But it didn’t start that way.
When they first came up
with the idea,
no one, absolutely no one
wanted to be involved.

James Corden
shares

“If you imagine an artist,
just think of any artist in the world,
they said no to it.
I mean, everyone.
I’m talking, like,
who’s the dudes who did ‘Cotton Eye Joe’?
We were in those sorts of territories. …
And they’re like,
‘I’m not doing that.’”

He persisted
and had to basically trick
Mariah Carey
into participating.

And it was a success.

If you believe in your product,
you’ll figure out a way
to make it successful.

By k | June 12, 2016 - 6:00 am - Posted in New Business Development

We all know someone
who is superb at what she does
but who is also a nasty person
to work with.

As business builders,
we might consider hiring her,
thinking she is the ‘rational’ choice.

She isn’t.

As business builders,
we’ll be working extremely long hours.
Clocking these hours
while dealing with a nasty person
will make our roles doubly difficult.

As Colin Hunter,
co-founder of
Alton Lane,
explains

“In a startup culture,
long days and weeks
are the norm.

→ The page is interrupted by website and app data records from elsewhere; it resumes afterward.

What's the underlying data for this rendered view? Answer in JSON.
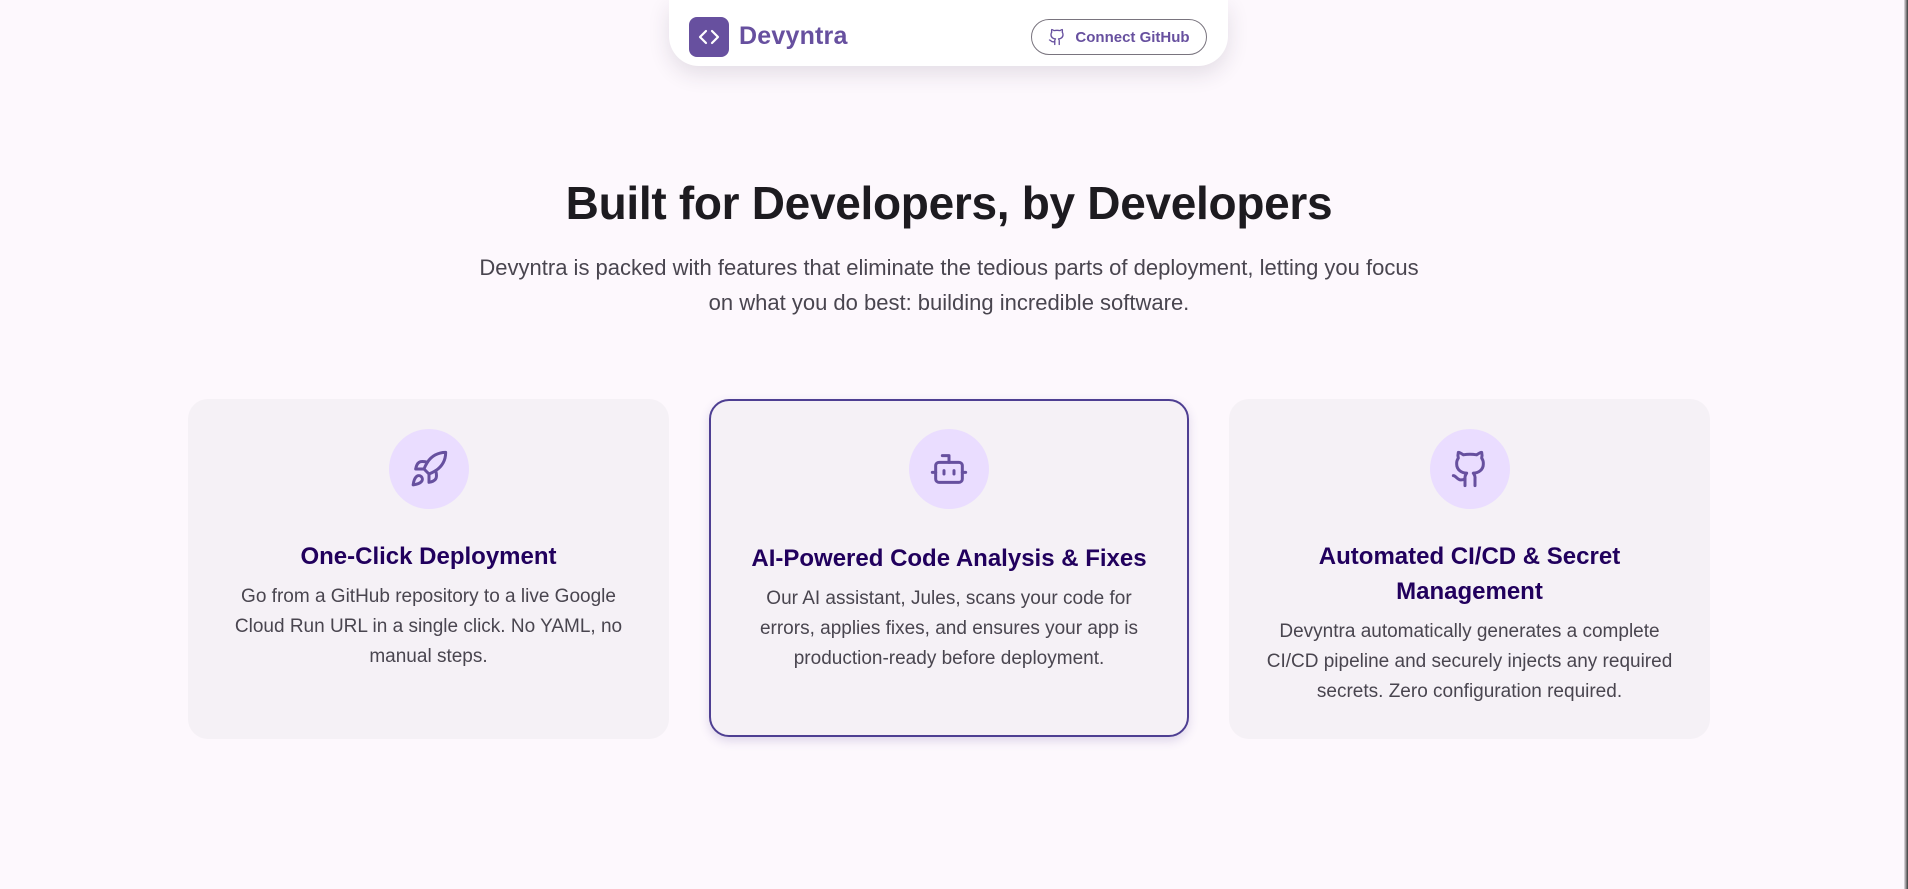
{
  "nav": {
    "logo_icon": "code-brackets-icon",
    "brand": "Devyntra",
    "connect_label": "Connect GitHub",
    "connect_icon": "github-icon"
  },
  "hero": {
    "title": "Built for Developers, by Developers",
    "subtitle": "Devyntra is packed with features that eliminate the tedious parts of deployment, letting you focus on what you do best: building incredible software."
  },
  "features": [
    {
      "icon": "rocket-icon",
      "title": "One-Click Deployment",
      "description": "Go from a GitHub repository to a live Google Cloud Run URL in a single click. No YAML, no manual steps."
    },
    {
      "icon": "robot-icon",
      "title": "AI-Powered Code Analysis & Fixes",
      "description": "Our AI assistant, Jules, scans your code for errors, applies fixes, and ensures your app is production-ready before deployment."
    },
    {
      "icon": "github-icon",
      "title": "Automated CI/CD & Secret Management",
      "description": "Devyntra automatically generates a complete CI/CD pipeline and securely injects any required secrets. Zero configuration required."
    }
  ],
  "colors": {
    "primary": "#67509f",
    "card_title": "#21005d",
    "icon_bg": "#eaddff",
    "card_bg": "#f5f1f6",
    "page_bg": "#fdf8fd",
    "highlight_border": "#4e3f92"
  }
}
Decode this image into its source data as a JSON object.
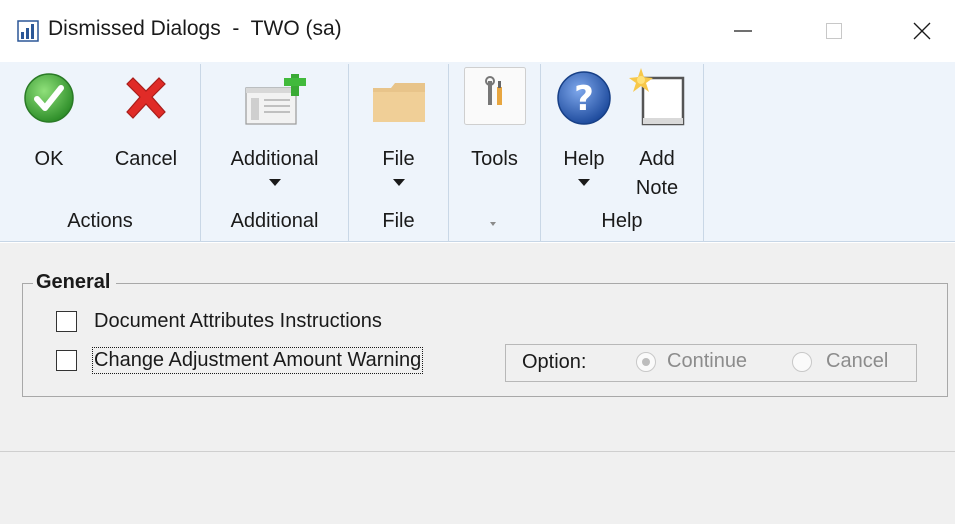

It’s not uncommon to work
late into the night
on a variety of tasks,
so having that family culture
and a close-knit team
is really important to us
—people you want to spend
a lot of hours with.”

Hire competent people
you don’t mind
spending hours a day working with.

By k | June 11, 2016 - 6:00 am - Posted in New Business Development

If you’re an entrepreneur,
has your business
reached a certain size
and stopped growing?

If you’re a corporate gal,
have you stopped
climbing the corporate ladder?

One reason might be
because you’re thinking and acting
like a boss,
not a leader.

Barry Moltz
has written an excellent post
outlining the differences
between bosses and leaders.

One difference is…

“Bosses may consider themselves
to be an “expert in everything”
and may think of themselves
as the only person
able to deliver a solution
to the entire team.

A leader may facilitate brainstorming
and encourage their team
to ask smart questions.
They may be more inclined than a boss
to make a decision
based on discussions
they’ve had with their team.
A leader may say
what they think needs to be done,
but the team members may help decide
how it’s actually executed.”

Act like a leader, not a boss.